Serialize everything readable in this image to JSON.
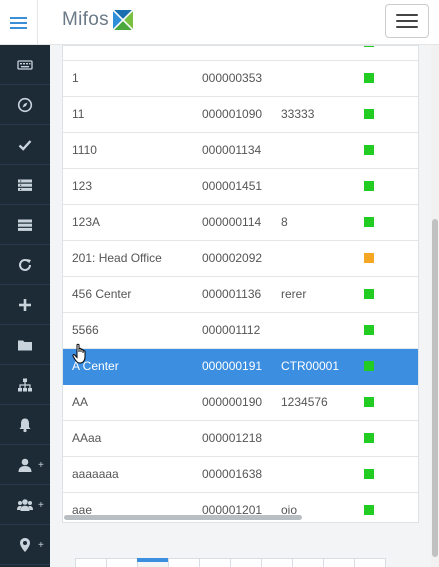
{
  "header": {
    "brand": "Mifos",
    "menu_toggle_icon": "hamburger-icon",
    "accent_color": "#3a8fd6"
  },
  "sidebar": {
    "items": [
      {
        "icon": "keyboard-icon",
        "plus": ""
      },
      {
        "icon": "compass-icon",
        "plus": ""
      },
      {
        "icon": "check-icon",
        "plus": ""
      },
      {
        "icon": "list-icon",
        "plus": ""
      },
      {
        "icon": "list-alt-icon",
        "plus": ""
      },
      {
        "icon": "refresh-icon",
        "plus": ""
      },
      {
        "icon": "plus-icon",
        "plus": ""
      },
      {
        "icon": "folder-icon",
        "plus": ""
      },
      {
        "icon": "sitemap-icon",
        "plus": ""
      },
      {
        "icon": "bell-icon",
        "plus": ""
      },
      {
        "icon": "user-icon",
        "plus": "+"
      },
      {
        "icon": "users-icon",
        "plus": "+"
      },
      {
        "icon": "map-marker-icon",
        "plus": "+"
      }
    ]
  },
  "table": {
    "status_colors": {
      "active": "#22cc22",
      "pending": "#f5a623"
    },
    "rows": [
      {
        "name": "1",
        "account": "000000353",
        "external_id": "",
        "status": "active",
        "selected": false
      },
      {
        "name": "11",
        "account": "000001090",
        "external_id": "33333",
        "status": "active",
        "selected": false
      },
      {
        "name": "1110",
        "account": "000001134",
        "external_id": "",
        "status": "active",
        "selected": false
      },
      {
        "name": "123",
        "account": "000001451",
        "external_id": "",
        "status": "active",
        "selected": false
      },
      {
        "name": "123A",
        "account": "000000114",
        "external_id": "8",
        "status": "active",
        "selected": false
      },
      {
        "name": "201: Head Office",
        "account": "000002092",
        "external_id": "",
        "status": "pending",
        "selected": false
      },
      {
        "name": "456 Center",
        "account": "000001136",
        "external_id": "rerer",
        "status": "active",
        "selected": false
      },
      {
        "name": "5566",
        "account": "000001112",
        "external_id": "",
        "status": "active",
        "selected": false
      },
      {
        "name": "A Center",
        "account": "000000191",
        "external_id": "CTR00001",
        "status": "active",
        "selected": true
      },
      {
        "name": "AA",
        "account": "000000190",
        "external_id": "1234576",
        "status": "active",
        "selected": false
      },
      {
        "name": "AAaa",
        "account": "000001218",
        "external_id": "",
        "status": "active",
        "selected": false
      },
      {
        "name": "aaaaaaa",
        "account": "000001638",
        "external_id": "",
        "status": "active",
        "selected": false
      },
      {
        "name": "aae",
        "account": "000001201",
        "external_id": "oio",
        "status": "active",
        "selected": false
      }
    ]
  }
}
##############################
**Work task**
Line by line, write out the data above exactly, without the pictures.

**Solution to this task**
Serialize everything readable in this image to JSON.
{
  "header": {
    "brand": "Mifos",
    "menu_toggle_icon": "hamburger-icon",
    "accent_color": "#3a8fd6"
  },
  "sidebar": {
    "items": [
      {
        "icon": "keyboard-icon",
        "plus": ""
      },
      {
        "icon": "compass-icon",
        "plus": ""
      },
      {
        "icon": "check-icon",
        "plus": ""
      },
      {
        "icon": "list-icon",
        "plus": ""
      },
      {
        "icon": "list-alt-icon",
        "plus": ""
      },
      {
        "icon": "refresh-icon",
        "plus": ""
      },
      {
        "icon": "plus-icon",
        "plus": ""
      },
      {
        "icon": "folder-icon",
        "plus": ""
      },
      {
        "icon": "sitemap-icon",
        "plus": ""
      },
      {
        "icon": "bell-icon",
        "plus": ""
      },
      {
        "icon": "user-icon",
        "plus": "+"
      },
      {
        "icon": "users-icon",
        "plus": "+"
      },
      {
        "icon": "map-marker-icon",
        "plus": "+"
      }
    ]
  },
  "table": {
    "status_colors": {
      "active": "#22cc22",
      "pending": "#f5a623"
    },
    "rows": [
      {
        "name": "1",
        "account": "000000353",
        "external_id": "",
        "status": "active",
        "selected": false
      },
      {
        "name": "11",
        "account": "000001090",
        "external_id": "33333",
        "status": "active",
        "selected": false
      },
      {
        "name": "1110",
        "account": "000001134",
        "external_id": "",
        "status": "active",
        "selected": false
      },
      {
        "name": "123",
        "account": "000001451",
        "external_id": "",
        "status": "active",
        "selected": false
      },
      {
        "name": "123A",
        "account": "000000114",
        "external_id": "8",
        "status": "active",
        "selected": false
      },
      {
        "name": "201: Head Office",
        "account": "000002092",
        "external_id": "",
        "status": "pending",
        "selected": false
      },
      {
        "name": "456 Center",
        "account": "000001136",
        "external_id": "rerer",
        "status": "active",
        "selected": false
      },
      {
        "name": "5566",
        "account": "000001112",
        "external_id": "",
        "status": "active",
        "selected": false
      },
      {
        "name": "A Center",
        "account": "000000191",
        "external_id": "CTR00001",
        "status": "active",
        "selected": true
      },
      {
        "name": "AA",
        "account": "000000190",
        "external_id": "1234576",
        "status": "active",
        "selected": false
      },
      {
        "name": "AAaa",
        "account": "000001218",
        "external_id": "",
        "status": "active",
        "selected": false
      },
      {
        "name": "aaaaaaa",
        "account": "000001638",
        "external_id": "",
        "status": "active",
        "selected": false
      },
      {
        "name": "aae",
        "account": "000001201",
        "external_id": "oio",
        "status": "active",
        "selected": false
      }
    ]
  }
}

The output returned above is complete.